Smartphone Addiction

Teachers’ Notes on the smartphone article

The Smartphone article and the learners’ questions are in the Student Centre.

Lesson outline:

Level: Intermediate/upper-intermediate. Ideally, the teacher will record this passage before the lesson.

Activity 1 (pre-reading)

  • How did people communicate with each other at a distance a hundred years ago? What about fifty years ago? How about when you were born?
  • How did people communicate at a distance ten years ago? What about today?
  • What do you think about the way communication systems have changed?

Activity 2 (pre-reading)

These words can be grouped in any way as long as the student(s) can explain why they have been grouped in that way. Here one possible way:

  • broadband, Internet
  • smartphone, iPhone, android, mobile, computer
  • Facebook, Twitter
  • Apple, Blackberry, Google
  • email, text, fax

Activity 3

What’s the difference between the way people use email and the way people use Twitter?

Both are ways of sending messages quickly but Twitter is an online social networking and micro-blogging service that enables its users to send and read text-based posts of up to 140 characters. Email is a more general service with no restriction in length and no social network element.

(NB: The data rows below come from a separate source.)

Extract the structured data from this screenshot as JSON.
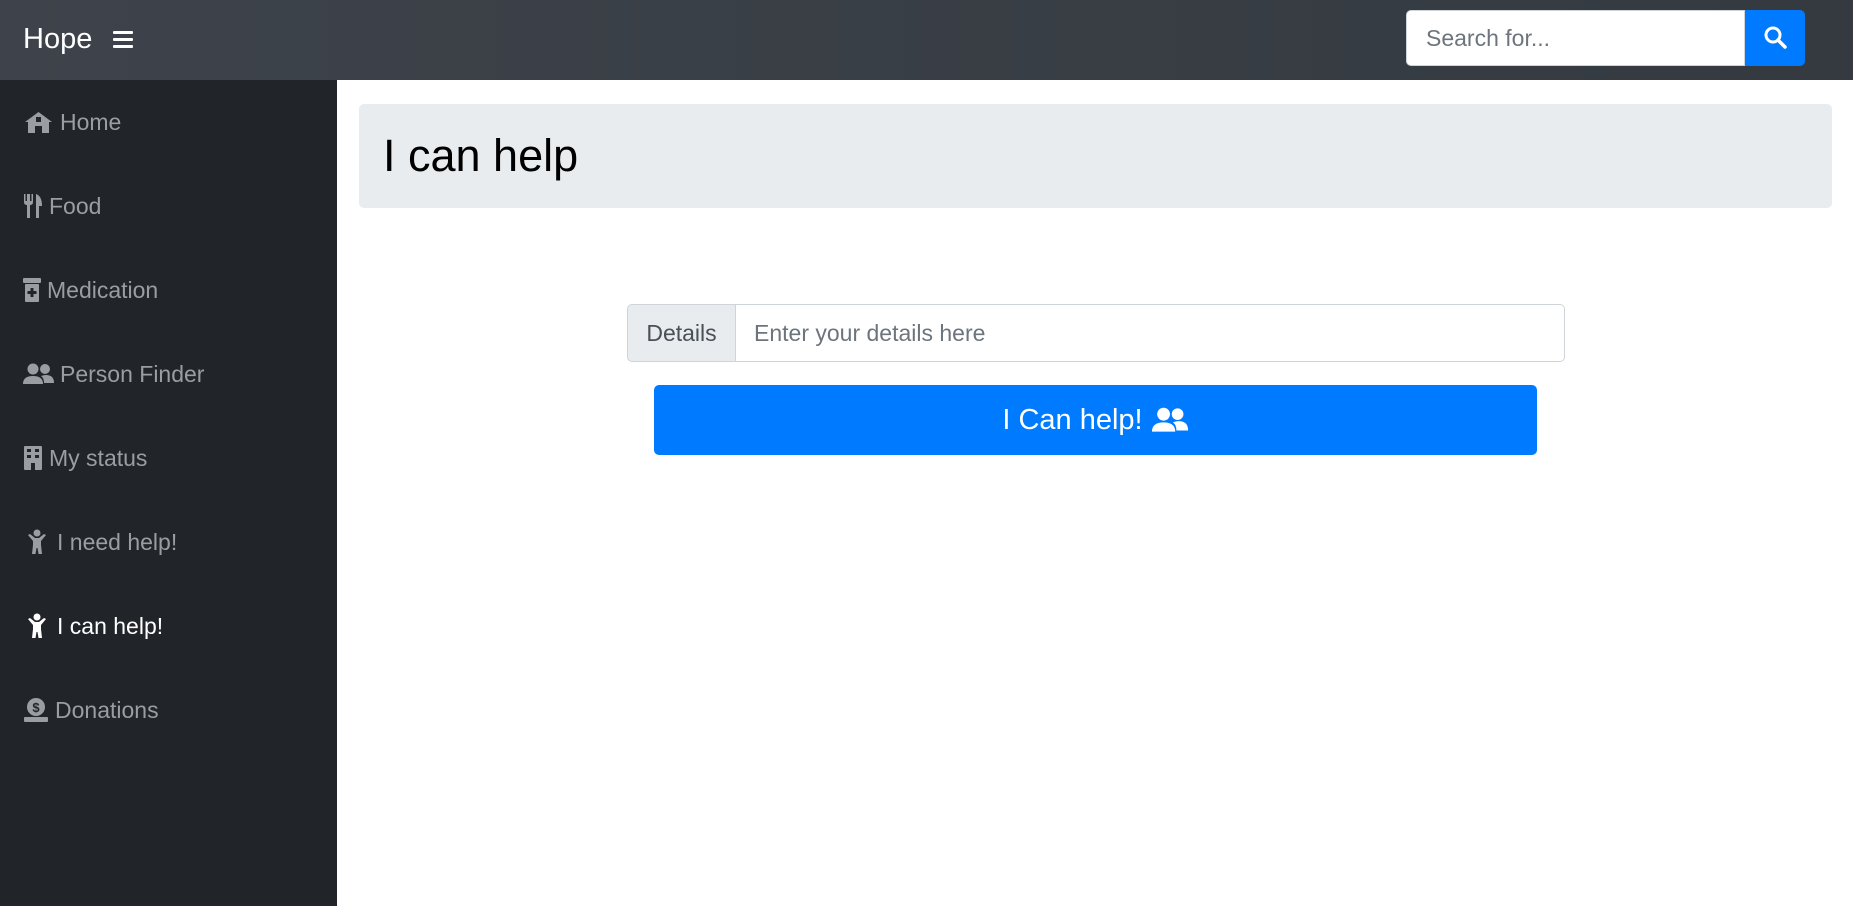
{
  "app": {
    "brand": "Hope"
  },
  "search": {
    "placeholder": "Search for..."
  },
  "sidebar": {
    "items": [
      {
        "label": "Home",
        "icon": "home-icon",
        "active": false
      },
      {
        "label": "Food",
        "icon": "utensils-icon",
        "active": false
      },
      {
        "label": "Medication",
        "icon": "prescription-bottle-icon",
        "active": false
      },
      {
        "label": "Person Finder",
        "icon": "users-icon",
        "active": false
      },
      {
        "label": "My status",
        "icon": "building-icon",
        "active": false
      },
      {
        "label": "I need help!",
        "icon": "child-icon",
        "active": false
      },
      {
        "label": "I can help!",
        "icon": "child-icon",
        "active": true
      },
      {
        "label": "Donations",
        "icon": "donate-icon",
        "active": false
      }
    ]
  },
  "main": {
    "title": "I can help",
    "details_label": "Details",
    "details_placeholder": "Enter your details here",
    "submit_label": "I Can help!"
  },
  "colors": {
    "topbar": "#343a40",
    "sidebar": "#212529",
    "primary": "#007bff",
    "jumbotron": "#e9ecef"
  }
}
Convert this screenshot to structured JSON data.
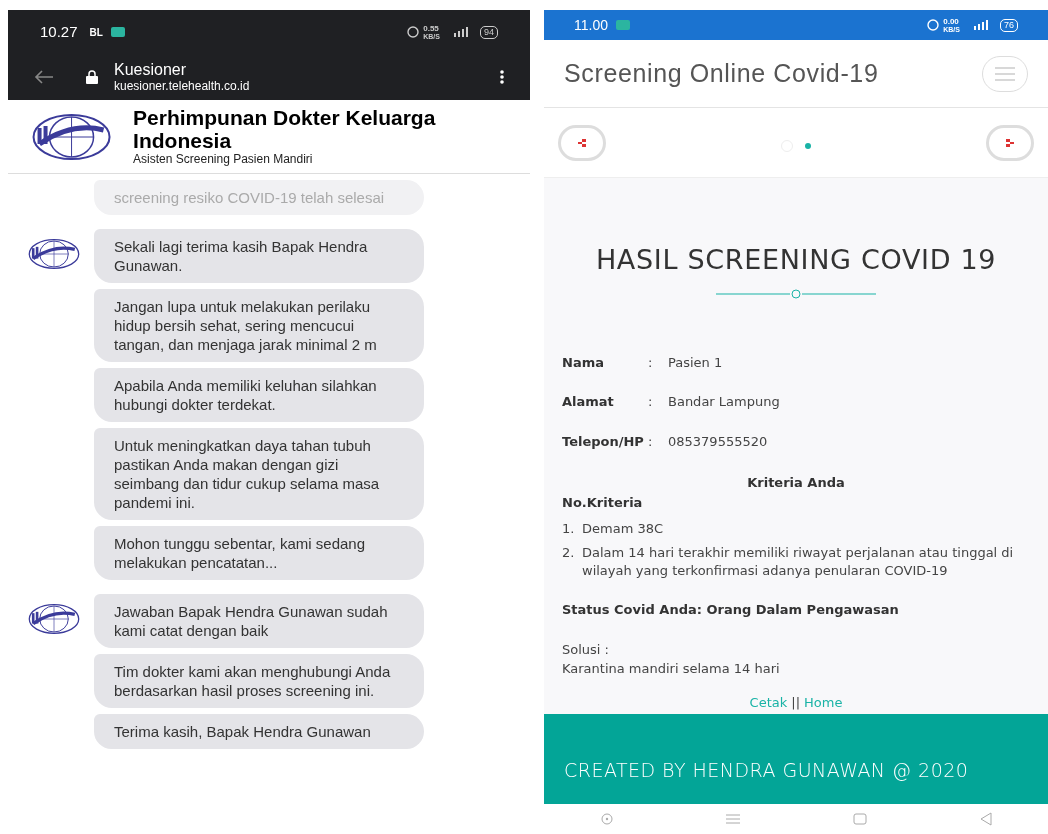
{
  "left_phone": {
    "status_bar": {
      "time": "10.27",
      "carrier": "BL",
      "speed": "0.55",
      "speed_unit": "KB/S",
      "battery": "94"
    },
    "browser_bar": {
      "title": "Kuesioner",
      "url": "kuesioner.telehealth.co.id"
    },
    "header": {
      "title": "Perhimpunan Dokter Keluarga Indonesia",
      "subtitle": "Asisten Screening Pasien Mandiri"
    },
    "chat_groups": [
      {
        "avatar": false,
        "faded": true,
        "messages": [
          "screening resiko COVID-19 telah selesai"
        ]
      },
      {
        "avatar": true,
        "faded": false,
        "messages": [
          "Sekali lagi terima kasih Bapak Hendra Gunawan.",
          "Jangan lupa untuk melakukan perilaku hidup bersih sehat, sering mencucui tangan, dan menjaga jarak minimal 2 m",
          "Apabila Anda memiliki keluhan silahkan hubungi dokter terdekat.",
          "Untuk meningkatkan daya tahan tubuh pastikan Anda makan dengan gizi seimbang dan tidur cukup selama masa pandemi ini.",
          "Mohon tunggu sebentar, kami sedang melakukan pencatatan..."
        ]
      },
      {
        "avatar": true,
        "faded": false,
        "messages": [
          "Jawaban Bapak Hendra Gunawan sudah kami catat dengan baik",
          "Tim dokter kami akan menghubungi Anda berdasarkan hasil proses screening ini.",
          "Terima kasih, Bapak Hendra Gunawan"
        ]
      }
    ]
  },
  "right_phone": {
    "status_bar": {
      "time": "11.00",
      "speed": "0.00",
      "speed_unit": "KB/S",
      "battery": "76"
    },
    "navbar": {
      "brand": "Screening Online Covid-19"
    },
    "carousel": {
      "dots": [
        {
          "selected": false
        },
        {
          "selected": true
        }
      ]
    },
    "result": {
      "title": "HASIL SCREENING COVID 19",
      "fields": [
        {
          "label": "Nama",
          "separator": ":",
          "value": "Pasien 1"
        },
        {
          "label": "Alamat",
          "separator": ":",
          "value": "Bandar Lampung"
        },
        {
          "label": "Telepon/HP",
          "separator": ":",
          "value": "085379555520"
        }
      ],
      "criteria_heading": "Kriteria Anda",
      "criteria_column": "No.Kriteria",
      "criteria": [
        {
          "number": "1.",
          "text": "Demam 38C"
        },
        {
          "number": "2.",
          "text": "Dalam 14 hari terakhir memiliki riwayat perjalanan atau tinggal di wilayah yang terkonfirmasi adanya penularan COVID-19"
        }
      ],
      "status": "Status Covid Anda: Orang Dalam Pengawasan",
      "solution_label": "Solusi :",
      "solution": "Karantina mandiri selama 14 hari",
      "links": [
        "Cetak",
        "||",
        "Home"
      ]
    },
    "footer": "CREATED BY HENDRA GUNAWAN @ 2020"
  }
}
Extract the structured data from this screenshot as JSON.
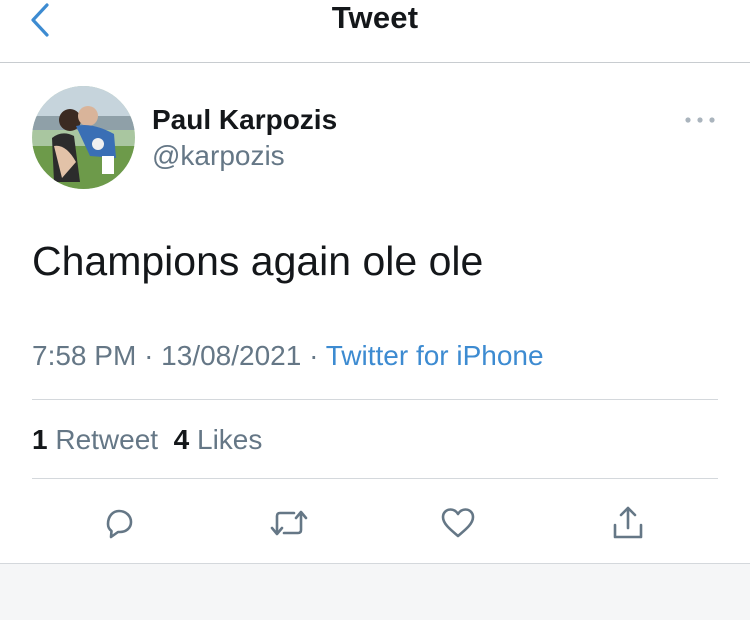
{
  "header": {
    "title": "Tweet",
    "back_icon": "chevron-left-icon"
  },
  "author": {
    "name": "Paul Karpozis",
    "handle": "@karpozis"
  },
  "tweet": {
    "text": "Champions again ole ole",
    "time": "7:58 PM",
    "date": "13/08/2021",
    "separator": "·",
    "source": "Twitter for iPhone"
  },
  "stats": {
    "retweets_count": "1",
    "retweets_label": "Retweet",
    "likes_count": "4",
    "likes_label": "Likes"
  },
  "actions": {
    "reply": "reply-icon",
    "retweet": "retweet-icon",
    "like": "heart-icon",
    "share": "share-icon"
  },
  "colors": {
    "accent": "#3d8bd1",
    "text_primary": "#14171a",
    "text_secondary": "#657786",
    "icon": "#657786",
    "divider": "#d4d8dc"
  }
}
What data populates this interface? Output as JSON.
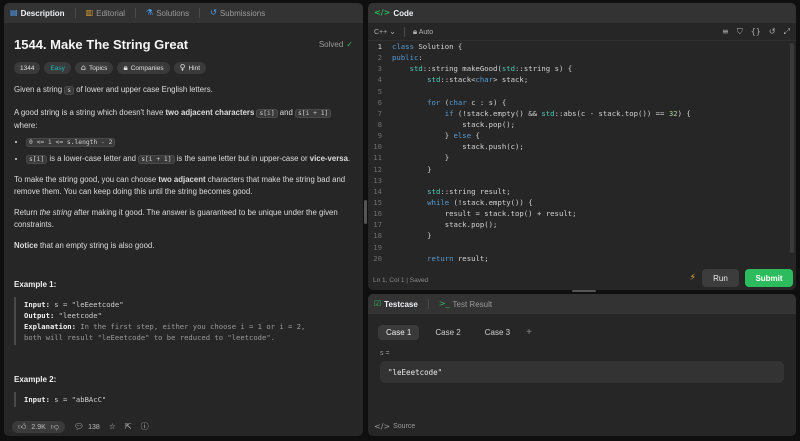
{
  "left": {
    "tabs": [
      {
        "label": "Description",
        "icon": "file-icon"
      },
      {
        "label": "Editorial",
        "icon": "book-icon"
      },
      {
        "label": "Solutions",
        "icon": "flask-icon"
      },
      {
        "label": "Submissions",
        "icon": "history-icon"
      }
    ],
    "title": "1544. Make The String Great",
    "solved": "Solved",
    "badges": {
      "number": "1344",
      "difficulty": "Easy",
      "topics": "Topics",
      "companies": "Companies",
      "hint": "Hint"
    },
    "desc": {
      "p1a": "Given a string ",
      "p1code": "s",
      "p1b": " of lower and upper case English letters.",
      "p2a": "A good string is a string which doesn't have ",
      "p2bold": "two adjacent characters",
      "p2code1": "s[i]",
      "p2and": " and ",
      "p2code2": "s[i + 1]",
      "p2b": "where:",
      "b1code": "0 <= i <= s.length - 2",
      "b2code1": "s[i]",
      "b2a": " is a lower-case letter and ",
      "b2code2": "s[i + 1]",
      "b2b": " is the same letter but in upper-case or ",
      "b2bold": "vice-versa",
      "b2c": ".",
      "p3a": "To make the string good, you can choose ",
      "p3bold": "two adjacent",
      "p3b": " characters that make the string bad and remove them. You can keep doing this until the string becomes good.",
      "p4a": "Return ",
      "p4em": "the string",
      "p4b": " after making it good. The answer is guaranteed to be unique under the given constraints.",
      "p5bold": "Notice",
      "p5b": " that an empty string is also good."
    },
    "example1": {
      "title": "Example 1:",
      "input_label": "Input:",
      "input": " s = \"leEeetcode\"",
      "output_label": "Output:",
      "output": " \"leetcode\"",
      "expl_label": "Explanation:",
      "expl1": " In the first step, either you choose i = 1 or i = 2,",
      "expl2": "both will result \"leEeetcode\" to be reduced to \"leetcode\"."
    },
    "example2": {
      "title": "Example 2:",
      "input_label": "Input:",
      "input": " s = \"abBAcC\""
    },
    "footer": {
      "likes": "2.9K",
      "comments": "138"
    }
  },
  "code": {
    "tab": "Code",
    "language": "C++",
    "auto": "Auto",
    "lines": [
      "class Solution {",
      "public:",
      "    std::string makeGood(std::string s) {",
      "        std::stack<char> stack;",
      "",
      "        for (char c : s) {",
      "            if (!stack.empty() && std::abs(c - stack.top()) == 32) {",
      "                stack.pop();",
      "            } else {",
      "                stack.push(c);",
      "            }",
      "        }",
      "",
      "        std::string result;",
      "        while (!stack.empty()) {",
      "            result = stack.top() + result;",
      "            stack.pop();",
      "        }",
      "",
      "        return result;"
    ],
    "status": "Ln 1, Col 1  |  Saved",
    "run": "Run",
    "submit": "Submit"
  },
  "testcase": {
    "tabs": [
      {
        "label": "Testcase",
        "icon": "check-square-icon"
      },
      {
        "label": "Test Result",
        "icon": "terminal-icon"
      }
    ],
    "cases": [
      "Case 1",
      "Case 2",
      "Case 3"
    ],
    "var_label": "s =",
    "var_value": "\"leEeetcode\"",
    "source": "Source"
  }
}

Emails are sent to specific addresses whereas when you “tweet”, your message can read by anyone who is “following” you.

Activity 4

How many of you have an iPhone or a Blackberry? How do they compare?

Activity 5

Give the students the heading and ask them to predict what the passage is about: ‘Facebook and Twitter fuel iPhone and BlackBerry addiction, says Ofcom’

Activity 6

What is the base word for the word ‘addiction’? What other related words do you know?

addict – addicts – addicted – addiction – addictions – addictive

What are we often talking about when we use the word addiction?

‘Addiction’ is often used to refer to compulsive behaviour such as drug addiction, tobacco addiction and alcohol addiction.

Activity 7

Are you addicted to your device? How much do you use it? What do you do in a train or bus, or when waiting for someone?

Activity 8

Listen to the recording for the first time. What is the key (main) message?

The key message is that in today’s world the majority of young people and about a third of adults appear to be addicted to their phone, which is, in many cases, a smartphone of some sort.

Activity 9

Listen to the passage for the second time. Questions to follow:

  • Which phones are the most popular? Smartphones
  • Which group is most addicted? Teenagers
  • Which social network is most popular? Facebook
  • Why are some mobile operators under pressure? Increased pressure for data transfer as a result of people using their smartphones to download videos & music tracks and to send emails while on the move.
  • What percentage of people have access to fibre-optic broadband in the UK? About 57% of the UK population could connect to fibre-optic broadband if they paid for it but most have chosen not to.

Activity 10

Listen again for these expressions; what do they mean in this context?

  • on the go = on the move, wirelessly
  • outstripped = moved way ahead of; jumped a long way above; gone a long way beyond
  • new generation of = completely new model; more advanced model using new technology
  • reliant on (new technology) = dependent on the new technology; the new technology is very important in their lives
  • an essential tool = a very, very important way of doing something
  • huge boost (in smartphone sales) = a big increase; a rapid rise
  • adopted (it) = started to use it
  • fibre-optic (cable) = a cable made of glass instead of copper (and able to carry data extremely quickly)

Activity 11

Read paras 1 – 4. If you lost your phone (whether ordinary phone or smartphone) how would you feel? How would it change your life?

Activity 12

Complete this paragraph using the words provided. Where students use other words (i.e. words not in the original text) this should be accepted as long as the meaning remains the same. For example, a student may opt for the word tremendous or dramatic instead of huge. Choices can be discussed by the class.

Research indicates that Facebook is the most popular social network website for mobile users. While may people, particularly teenagers are able to multitask, they spend far more time on Facebook than browsing or on other websites. There has been a huge increase in the sale of smartphones over the last few years. This increase has dramatically increased demand for data which has put some operators under strain. In addition to being a country full of mobile addicts, people in Britain watch a lot of television. Some of this is via fibre-optic broadband which is far more efficient than copper cabling. A staggering 129bn texts were sent in 2009 by people in Britain and that was an increase of a quarter over the year before. People today are very reliant on the Internet and their phones, and many will agree that they are addicted.

Activity 13

Write 250 words about your own use of phones and how it compares with your parents’ use.

The teacher may need to amend or diversify this activity to be more relevant to the students’ life experiences.